Counting only lines that contain "JSON", state the total found in the material below. Add nothing else.

▸ EXERCISE DATA
______________________________

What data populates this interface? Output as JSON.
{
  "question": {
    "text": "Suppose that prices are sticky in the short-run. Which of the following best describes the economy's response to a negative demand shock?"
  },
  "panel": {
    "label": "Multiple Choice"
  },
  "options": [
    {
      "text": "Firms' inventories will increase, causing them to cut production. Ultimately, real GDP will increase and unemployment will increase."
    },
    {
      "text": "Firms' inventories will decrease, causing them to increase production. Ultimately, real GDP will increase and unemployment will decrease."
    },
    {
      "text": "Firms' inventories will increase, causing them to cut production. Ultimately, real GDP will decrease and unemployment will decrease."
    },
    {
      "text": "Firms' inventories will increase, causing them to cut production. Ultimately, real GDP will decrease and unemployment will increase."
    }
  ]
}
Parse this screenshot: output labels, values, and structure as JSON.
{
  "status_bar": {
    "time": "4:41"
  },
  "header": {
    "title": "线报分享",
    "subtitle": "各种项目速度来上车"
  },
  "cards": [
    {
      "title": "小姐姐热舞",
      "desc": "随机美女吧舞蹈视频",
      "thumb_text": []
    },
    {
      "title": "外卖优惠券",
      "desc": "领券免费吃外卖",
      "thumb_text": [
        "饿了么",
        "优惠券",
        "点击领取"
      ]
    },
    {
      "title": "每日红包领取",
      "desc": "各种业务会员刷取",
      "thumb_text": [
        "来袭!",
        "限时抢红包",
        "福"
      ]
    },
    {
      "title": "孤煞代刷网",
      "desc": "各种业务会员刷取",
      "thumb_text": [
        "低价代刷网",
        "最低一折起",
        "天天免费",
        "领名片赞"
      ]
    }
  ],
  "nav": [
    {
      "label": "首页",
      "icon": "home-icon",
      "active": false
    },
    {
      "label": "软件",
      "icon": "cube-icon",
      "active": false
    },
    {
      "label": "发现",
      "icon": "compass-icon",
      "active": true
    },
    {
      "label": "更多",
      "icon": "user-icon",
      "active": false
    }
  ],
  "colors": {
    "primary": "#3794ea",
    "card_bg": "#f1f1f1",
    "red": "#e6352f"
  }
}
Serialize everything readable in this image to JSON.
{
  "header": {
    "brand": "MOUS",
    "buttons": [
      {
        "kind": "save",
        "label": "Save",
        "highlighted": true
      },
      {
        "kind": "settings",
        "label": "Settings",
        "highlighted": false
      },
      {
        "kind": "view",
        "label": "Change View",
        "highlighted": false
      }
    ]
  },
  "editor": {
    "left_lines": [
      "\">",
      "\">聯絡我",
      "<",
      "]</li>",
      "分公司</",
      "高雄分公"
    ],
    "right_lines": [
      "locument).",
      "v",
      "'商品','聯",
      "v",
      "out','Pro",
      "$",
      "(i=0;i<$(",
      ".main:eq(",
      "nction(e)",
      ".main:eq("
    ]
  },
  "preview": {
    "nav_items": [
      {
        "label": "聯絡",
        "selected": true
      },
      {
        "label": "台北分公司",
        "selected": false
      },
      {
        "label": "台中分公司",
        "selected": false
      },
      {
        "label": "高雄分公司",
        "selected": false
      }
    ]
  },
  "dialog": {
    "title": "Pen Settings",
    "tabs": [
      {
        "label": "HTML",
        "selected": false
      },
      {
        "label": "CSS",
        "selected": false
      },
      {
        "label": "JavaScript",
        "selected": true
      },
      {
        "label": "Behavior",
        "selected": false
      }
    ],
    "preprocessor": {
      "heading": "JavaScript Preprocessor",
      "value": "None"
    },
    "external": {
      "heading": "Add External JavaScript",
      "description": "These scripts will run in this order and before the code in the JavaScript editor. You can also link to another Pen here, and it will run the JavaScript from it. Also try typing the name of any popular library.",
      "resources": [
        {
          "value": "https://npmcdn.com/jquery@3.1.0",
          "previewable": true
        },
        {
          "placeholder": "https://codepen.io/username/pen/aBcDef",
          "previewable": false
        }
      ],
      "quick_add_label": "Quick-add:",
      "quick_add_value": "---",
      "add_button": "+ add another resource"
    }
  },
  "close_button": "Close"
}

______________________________

▸ YOUR SOLUTION
3